Infix notation is the common arithmetic and logical formula notation, in which operators are written infix-style between the operands they act on (e.g. 2 + 5). Unfortunately what seems natural for us, is not as simple to parse by computers as prefix or RPN notations.

RPN also known as the Reverse Polish Notation is mathematical notation wherein every operator (eg. + – * %) follows all of its operands. Examples:

 Infix notation Reverse Polish Notation A + B A B + A ^ 2 + 2 * A * B + B ^ 2 A 2 ^ 2 A * B * + B 2 ^ + ( ( 1  + 2 ) / 3 ) ^ 4 1  2 + 3 / 4 ^ ( 1 + 2 ) * ( 3 / 4 ) ^ ( 5 + 6 ) 1 2 + 3 4 / 5 6 + ^ *

In order to parse and convert a given infix mathematical expression to RPN we will use the shunting-yard algorithm . Just like the evaluation of RPN, the algorithm is stack-based . For the conversion we will use two buffers (one for input, and one for output). Additionally we will use a stack for operators that haven’t been yet added to the output.

 A simplified version of the Shunting-yard algorithm (complete version) For all the input tokens [S1]: Read the next token [S2]; If token is an operator (x) [S3]: While there is an operator (y) at the top of the operators stack and either (x) is left-associative and its precedence is less or equal to that of (y), or (x) is right-associative and its precedence is less than (y) [S4]: Pop (y) from the stack [S5]; Add (y) output buffer [S6]; Push (x) on the stack [S7]; Else If token is left parenthesis, then push it on the stack [S8]; Else If token is a right parenthesis [S9]: Until the top token (from the stack) is left parenthesis, pop from the stack to the output buffer [S10]; Also pop the left parenthesis but don’t include it in the output buffer [S11]; Else add token to output buffer [S12]. While there are still operator tokens in the stack, pop them to output [S13] Note: [SN] Relate with code.

I) Java Implementation

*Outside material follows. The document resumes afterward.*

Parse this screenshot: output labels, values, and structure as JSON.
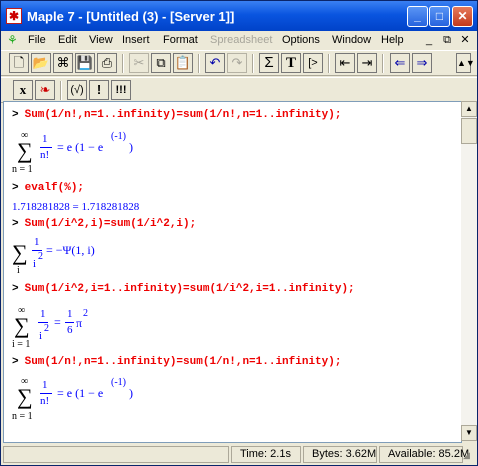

The following implementation of the shunting-yard algorithm does not impose any validations. The input should be a valid mathematical expression or else the program may end abruptly or Read More